According to Harvey, former president of the American Finance Association, cash transactions will eventually disappear as digital money takes its place. Physical money’s role in commerce has been around for millennia, but its untraceable nature has proven to assist crime and tax evasion. While this has always been the case, the growth of digital transactions has enabled governments to better trace and track where the money’s all going.
Since inception, cryptocurrencies have made headlines for their use in the black market and illegal trades. However, the volume of illegal cash transactions in the black market is likely far more colossal than cryptocurrencies — but there are no official figures as physical money is difficult to track.
“In the future, it doesn’t make sense that we’re using paper for currency,” said Harvey in Duke’s paper The Chronicle.
However, the economist pointed that some crypto disparagers oppose the idea of national cryptocurrencies, due to privacy concerns. Their argument goes that blockchain-based cryptocurrency will lead to zero privacy, as all transactions can possibly be monitored. But the reasoning does not stick well as transaction via debit/credit cards can also be easily tracked.

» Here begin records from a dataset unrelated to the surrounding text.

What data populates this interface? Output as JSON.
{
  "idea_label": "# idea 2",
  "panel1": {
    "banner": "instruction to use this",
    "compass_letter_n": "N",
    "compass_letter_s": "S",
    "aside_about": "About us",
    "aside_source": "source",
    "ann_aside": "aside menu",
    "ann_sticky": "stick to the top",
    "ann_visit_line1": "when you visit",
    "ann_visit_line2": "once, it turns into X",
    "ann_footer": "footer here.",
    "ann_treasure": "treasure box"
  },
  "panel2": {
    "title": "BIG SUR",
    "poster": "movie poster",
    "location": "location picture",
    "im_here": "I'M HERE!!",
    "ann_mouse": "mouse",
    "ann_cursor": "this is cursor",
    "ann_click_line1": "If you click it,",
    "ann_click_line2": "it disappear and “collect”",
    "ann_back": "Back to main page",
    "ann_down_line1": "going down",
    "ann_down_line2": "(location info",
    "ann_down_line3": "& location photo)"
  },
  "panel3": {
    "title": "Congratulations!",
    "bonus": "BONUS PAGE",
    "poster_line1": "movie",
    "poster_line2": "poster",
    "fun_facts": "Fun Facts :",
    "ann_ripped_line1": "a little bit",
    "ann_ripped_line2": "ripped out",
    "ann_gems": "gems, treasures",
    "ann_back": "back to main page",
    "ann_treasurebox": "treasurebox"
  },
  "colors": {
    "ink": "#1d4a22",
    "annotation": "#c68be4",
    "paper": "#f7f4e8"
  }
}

National Cryptocurrencies vs. Bitcoin?
Having said that, the concept of cryptocurrency will become the standard of money of the century in the coming years, believes Harvey. Although a government-based national cryptocurrency could face tough competition from the world’s largest cryptocurrency bitcoin, as it gains widespread popularity. For now, it is uncertain if bitcoin will win the race to become a norm in commerce-based transactions or not. Yet, even if it doesn’t many have predicted bitcoin will become a kind of gold standard.
Hence, the economist Harvey urges the United States should switch to a blockchain-backed national currency at the soonest opportunity — that is, if it wants its money to remain the global de facto standard unit.
Most developed countries have shifted towards digital transactions over physical cash. Thus, to switch from digital fiat money transactions to cryptocurrencies could even be easier and quicker for these countries. However, Harvey believes that smaller and developing countries could lead the digital transformation, leapfrogging over others by adopting new technology more easily. Venezuela is one such example, launching its state-owned cryptocurrency “petro” allegedly to circumvent US sanctions. While it remains unclear how genuine the petro is or what (if any) technology drives it, other countries such as Russia and India have sketched plans to develop government-backed cryptocurrencies.
Blockchain-based currency can certainly more secure than physical money in many situations (such as small businesses that deal in large volumes of cash and must transport it). Several other economists have also opined that several concerns with using physical currency — such as tax evasion, terrorist financing and corruption — could be eliminated using a more transparent, blockchain-powered cryptocurrency.
Will the United States or any other country introduce a national cryptocurrency in the next five years? Share your views in the comments section.
Images via Duke University, Pixabay